### Source information
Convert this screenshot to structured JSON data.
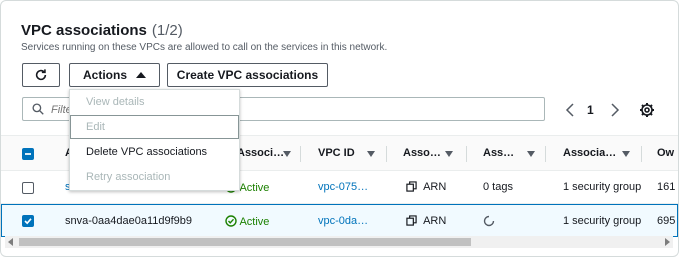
{
  "header": {
    "title": "VPC associations",
    "count": "(1/2)",
    "description": "Services running on these VPCs are allowed to call on the services in this network."
  },
  "toolbar": {
    "refresh_icon": "refresh-icon",
    "actions_label": "Actions",
    "create_label": "Create VPC associations"
  },
  "actions_menu": {
    "items": [
      {
        "label": "View details",
        "state": "disabled"
      },
      {
        "label": "Edit",
        "state": "disabled"
      },
      {
        "label": "Delete VPC associations",
        "state": "enabled"
      },
      {
        "label": "Retry association",
        "state": "disabled"
      }
    ]
  },
  "search": {
    "placeholder": "Filter"
  },
  "pagination": {
    "current_page": "1"
  },
  "table": {
    "columns": [
      {
        "label": "A"
      },
      {
        "label": "Associ…"
      },
      {
        "label": "VPC ID"
      },
      {
        "label": "Asso…"
      },
      {
        "label": "Ass…"
      },
      {
        "label": "Associa…"
      },
      {
        "label": "Ow"
      }
    ],
    "rows": [
      {
        "selected": false,
        "name": "s",
        "status": "Active",
        "vpc_id": "vpc-075…",
        "arn": "ARN",
        "tags": "0 tags",
        "security_groups": "1 security group",
        "owner": "161"
      },
      {
        "selected": true,
        "name": "snva-0aa4dae0a11d9f9b9",
        "status": "Active",
        "vpc_id": "vpc-0da…",
        "arn": "ARN",
        "tags": "",
        "security_groups": "1 security group",
        "owner": "695"
      }
    ]
  },
  "colors": {
    "link": "#0073bb",
    "active_status": "#1d8102",
    "selected_row_bg": "#f1faff",
    "disabled_text": "#aab7b8"
  }
}
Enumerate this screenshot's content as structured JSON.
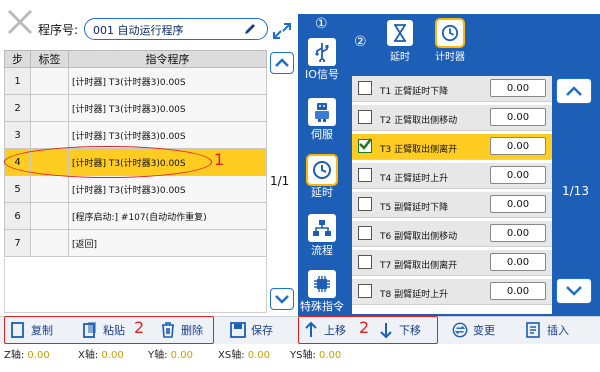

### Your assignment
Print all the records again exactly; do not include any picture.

### Written answer
Convert this screenshot to structured JSON data.
{
  "header": {
    "title": "VPC associations",
    "count": "(1/2)",
    "description": "Services running on these VPCs are allowed to call on the services in this network."
  },
  "toolbar": {
    "refresh_icon": "refresh-icon",
    "actions_label": "Actions",
    "create_label": "Create VPC associations"
  },
  "actions_menu": {
    "items": [
      {
        "label": "View details",
        "state": "disabled"
      },
      {
        "label": "Edit",
        "state": "disabled"
      },
      {
        "label": "Delete VPC associations",
        "state": "enabled"
      },
      {
        "label": "Retry association",
        "state": "disabled"
      }
    ]
  },
  "search": {
    "placeholder": "Filter"
  },
  "pagination": {
    "current_page": "1"
  },
  "table": {
    "columns": [
      {
        "label": "A"
      },
      {
        "label": "Associ…"
      },
      {
        "label": "VPC ID"
      },
      {
        "label": "Asso…"
      },
      {
        "label": "Ass…"
      },
      {
        "label": "Associa…"
      },
      {
        "label": "Ow"
      }
    ],
    "rows": [
      {
        "selected": false,
        "name": "s",
        "status": "Active",
        "vpc_id": "vpc-075…",
        "arn": "ARN",
        "tags": "0 tags",
        "security_groups": "1 security group",
        "owner": "161"
      },
      {
        "selected": true,
        "name": "snva-0aa4dae0a11d9f9b9",
        "status": "Active",
        "vpc_id": "vpc-0da…",
        "arn": "ARN",
        "tags": "",
        "security_groups": "1 security group",
        "owner": "695"
      }
    ]
  },
  "colors": {
    "link": "#0073bb",
    "active_status": "#1d8102",
    "selected_row_bg": "#f1faff",
    "disabled_text": "#aab7b8"
  }
}
Enumerate this screenshot's content as structured JSON.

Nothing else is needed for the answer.